What the task requires - Count the lines below containing "avatar". Number only.

Supplied records -
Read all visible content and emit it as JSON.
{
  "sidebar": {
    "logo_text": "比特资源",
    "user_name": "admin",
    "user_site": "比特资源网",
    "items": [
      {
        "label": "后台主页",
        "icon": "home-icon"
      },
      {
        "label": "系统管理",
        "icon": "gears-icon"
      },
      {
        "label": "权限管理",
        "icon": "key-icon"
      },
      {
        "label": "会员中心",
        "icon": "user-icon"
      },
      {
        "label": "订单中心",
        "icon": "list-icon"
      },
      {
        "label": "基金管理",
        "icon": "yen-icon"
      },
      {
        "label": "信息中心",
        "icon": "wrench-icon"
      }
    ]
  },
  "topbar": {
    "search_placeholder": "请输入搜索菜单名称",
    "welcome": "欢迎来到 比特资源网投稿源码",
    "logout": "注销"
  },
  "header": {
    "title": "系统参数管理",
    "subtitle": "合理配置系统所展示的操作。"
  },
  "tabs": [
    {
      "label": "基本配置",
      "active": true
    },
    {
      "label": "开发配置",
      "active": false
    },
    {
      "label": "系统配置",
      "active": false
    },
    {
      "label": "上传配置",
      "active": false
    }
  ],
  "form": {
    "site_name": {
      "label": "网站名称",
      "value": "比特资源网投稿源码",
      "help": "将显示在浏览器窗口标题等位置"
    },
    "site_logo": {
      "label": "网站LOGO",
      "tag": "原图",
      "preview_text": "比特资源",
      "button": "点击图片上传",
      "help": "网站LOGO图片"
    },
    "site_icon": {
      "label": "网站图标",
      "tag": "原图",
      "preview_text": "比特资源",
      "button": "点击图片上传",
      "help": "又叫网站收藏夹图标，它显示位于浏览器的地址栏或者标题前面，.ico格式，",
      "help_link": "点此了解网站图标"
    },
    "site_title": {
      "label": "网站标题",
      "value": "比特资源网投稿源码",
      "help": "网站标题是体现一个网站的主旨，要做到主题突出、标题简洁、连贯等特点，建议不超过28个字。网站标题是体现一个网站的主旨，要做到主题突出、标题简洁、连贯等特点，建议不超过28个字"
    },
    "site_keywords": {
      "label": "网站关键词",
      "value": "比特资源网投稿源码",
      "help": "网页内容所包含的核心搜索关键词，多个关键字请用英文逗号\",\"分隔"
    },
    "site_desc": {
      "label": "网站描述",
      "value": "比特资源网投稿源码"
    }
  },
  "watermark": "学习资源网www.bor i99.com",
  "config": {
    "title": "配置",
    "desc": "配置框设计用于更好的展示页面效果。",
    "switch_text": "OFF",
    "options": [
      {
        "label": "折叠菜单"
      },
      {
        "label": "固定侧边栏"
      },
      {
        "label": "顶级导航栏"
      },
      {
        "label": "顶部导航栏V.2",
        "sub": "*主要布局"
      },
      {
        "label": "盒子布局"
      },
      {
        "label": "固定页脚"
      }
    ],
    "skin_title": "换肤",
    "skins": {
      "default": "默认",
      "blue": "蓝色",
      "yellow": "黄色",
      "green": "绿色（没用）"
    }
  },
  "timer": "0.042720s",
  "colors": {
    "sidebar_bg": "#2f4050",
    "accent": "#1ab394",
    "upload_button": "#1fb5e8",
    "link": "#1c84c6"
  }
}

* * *

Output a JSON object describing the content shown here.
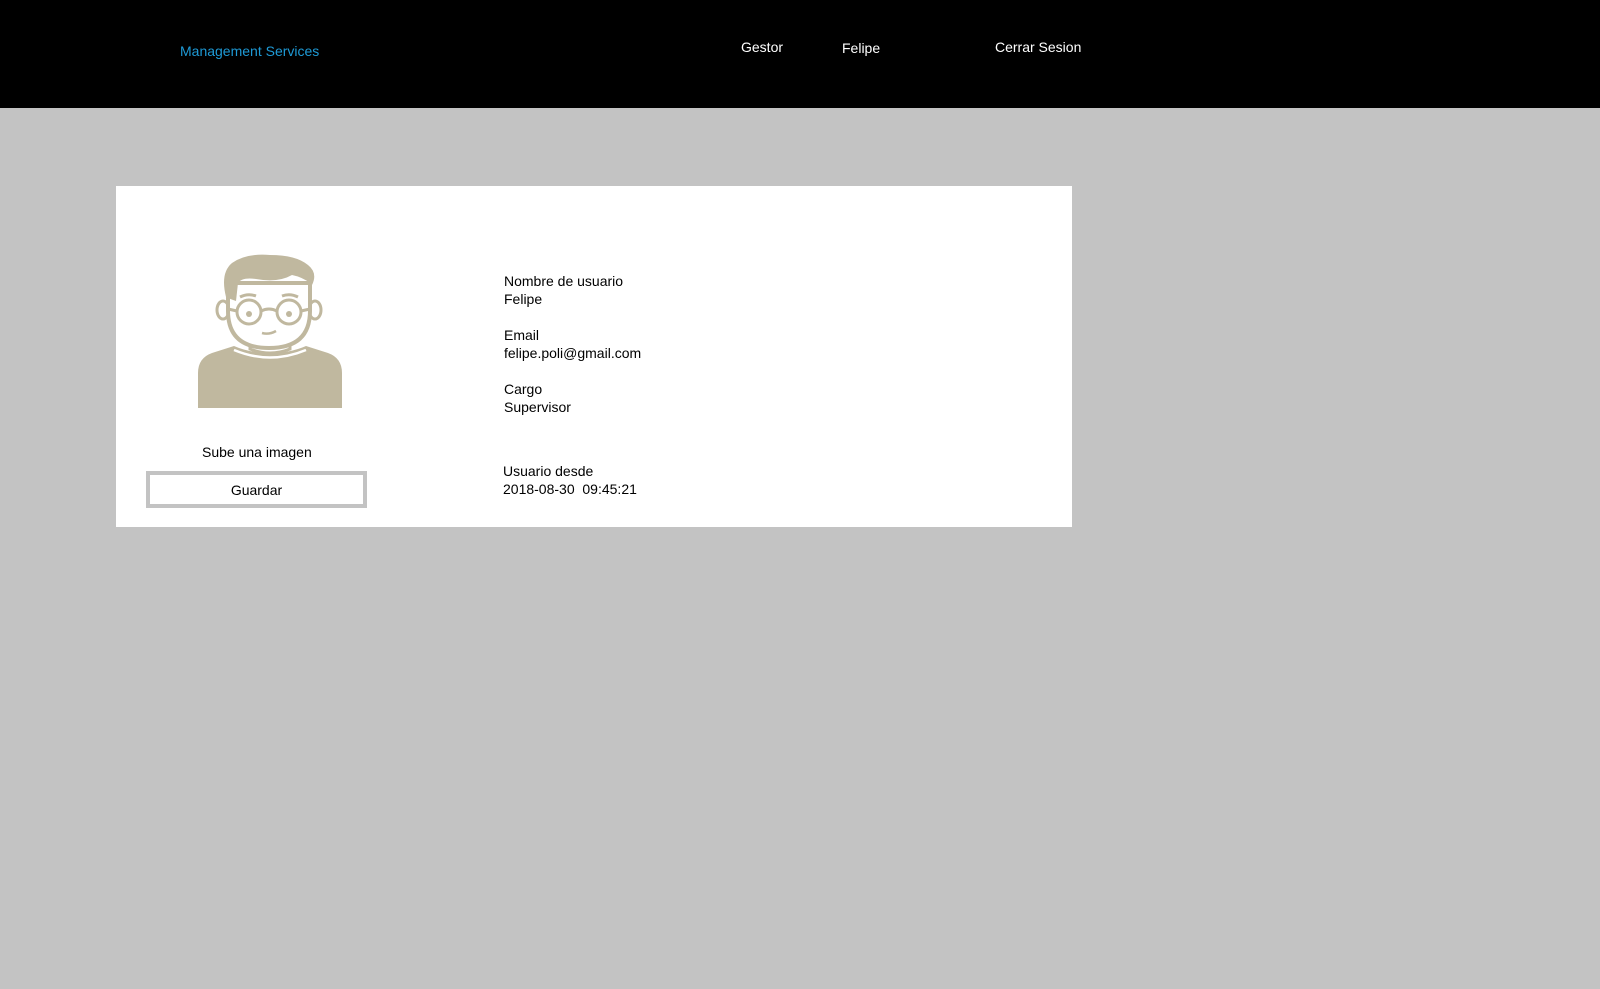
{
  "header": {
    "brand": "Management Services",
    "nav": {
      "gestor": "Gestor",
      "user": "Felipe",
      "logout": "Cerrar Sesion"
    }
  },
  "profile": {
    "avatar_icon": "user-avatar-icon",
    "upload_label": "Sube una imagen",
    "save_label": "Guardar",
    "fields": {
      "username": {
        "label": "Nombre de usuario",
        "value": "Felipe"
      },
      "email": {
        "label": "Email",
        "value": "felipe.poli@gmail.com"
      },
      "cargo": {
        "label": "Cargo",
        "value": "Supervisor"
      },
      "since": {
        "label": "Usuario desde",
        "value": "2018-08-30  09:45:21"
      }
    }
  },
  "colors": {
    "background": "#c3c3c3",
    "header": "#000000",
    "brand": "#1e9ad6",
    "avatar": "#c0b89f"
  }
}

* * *

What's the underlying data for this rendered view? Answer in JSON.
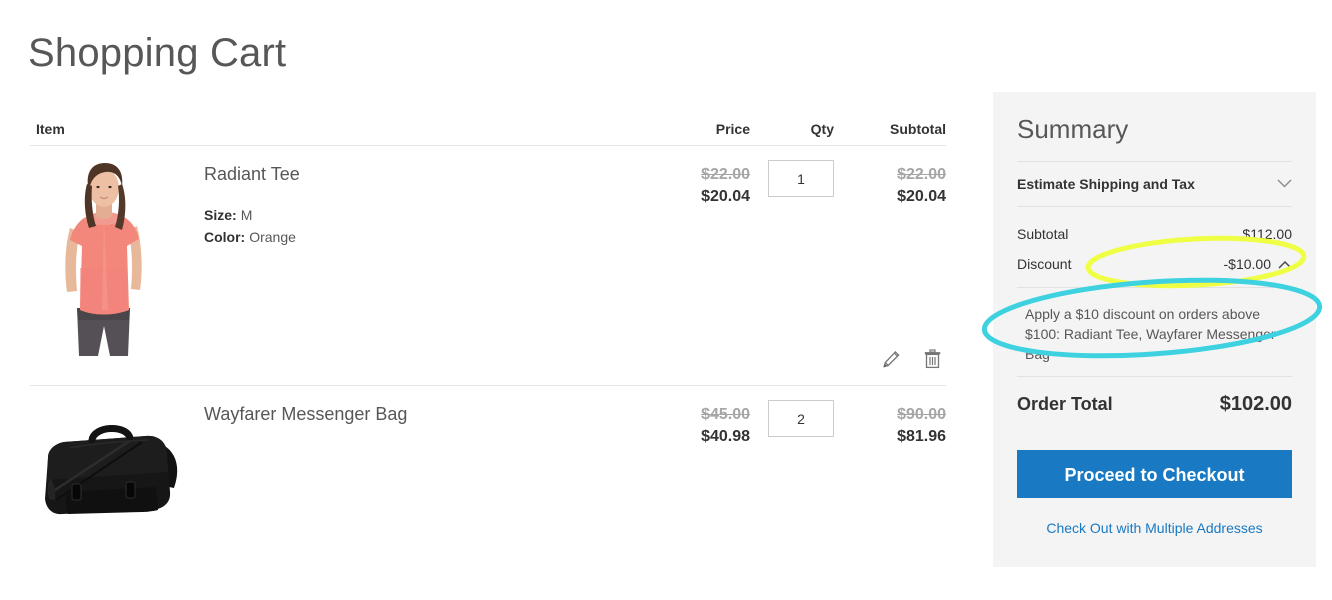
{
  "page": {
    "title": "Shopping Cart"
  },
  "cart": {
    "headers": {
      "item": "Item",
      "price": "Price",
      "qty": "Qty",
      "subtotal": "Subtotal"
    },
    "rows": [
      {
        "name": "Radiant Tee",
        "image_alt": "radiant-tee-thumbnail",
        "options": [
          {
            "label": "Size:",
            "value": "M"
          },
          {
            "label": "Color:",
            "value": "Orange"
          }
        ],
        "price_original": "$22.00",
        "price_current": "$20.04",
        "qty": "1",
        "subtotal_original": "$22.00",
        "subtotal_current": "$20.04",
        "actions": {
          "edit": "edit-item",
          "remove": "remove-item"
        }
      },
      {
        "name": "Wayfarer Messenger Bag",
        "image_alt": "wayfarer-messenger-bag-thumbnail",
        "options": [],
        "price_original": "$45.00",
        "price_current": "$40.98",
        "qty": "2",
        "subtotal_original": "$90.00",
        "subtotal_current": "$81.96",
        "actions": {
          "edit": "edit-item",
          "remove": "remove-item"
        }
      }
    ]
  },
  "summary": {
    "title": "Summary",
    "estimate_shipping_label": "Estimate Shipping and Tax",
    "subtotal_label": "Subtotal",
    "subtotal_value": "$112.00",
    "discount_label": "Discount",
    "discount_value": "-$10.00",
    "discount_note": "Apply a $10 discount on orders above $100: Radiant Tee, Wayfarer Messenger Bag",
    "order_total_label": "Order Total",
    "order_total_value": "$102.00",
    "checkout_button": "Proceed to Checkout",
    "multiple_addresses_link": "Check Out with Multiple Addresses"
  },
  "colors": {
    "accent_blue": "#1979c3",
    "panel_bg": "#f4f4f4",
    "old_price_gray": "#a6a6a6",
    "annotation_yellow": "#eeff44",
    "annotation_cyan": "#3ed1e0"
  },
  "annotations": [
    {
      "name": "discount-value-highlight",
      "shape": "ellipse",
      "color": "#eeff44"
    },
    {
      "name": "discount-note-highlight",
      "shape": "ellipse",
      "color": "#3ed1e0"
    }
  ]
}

Your response - 2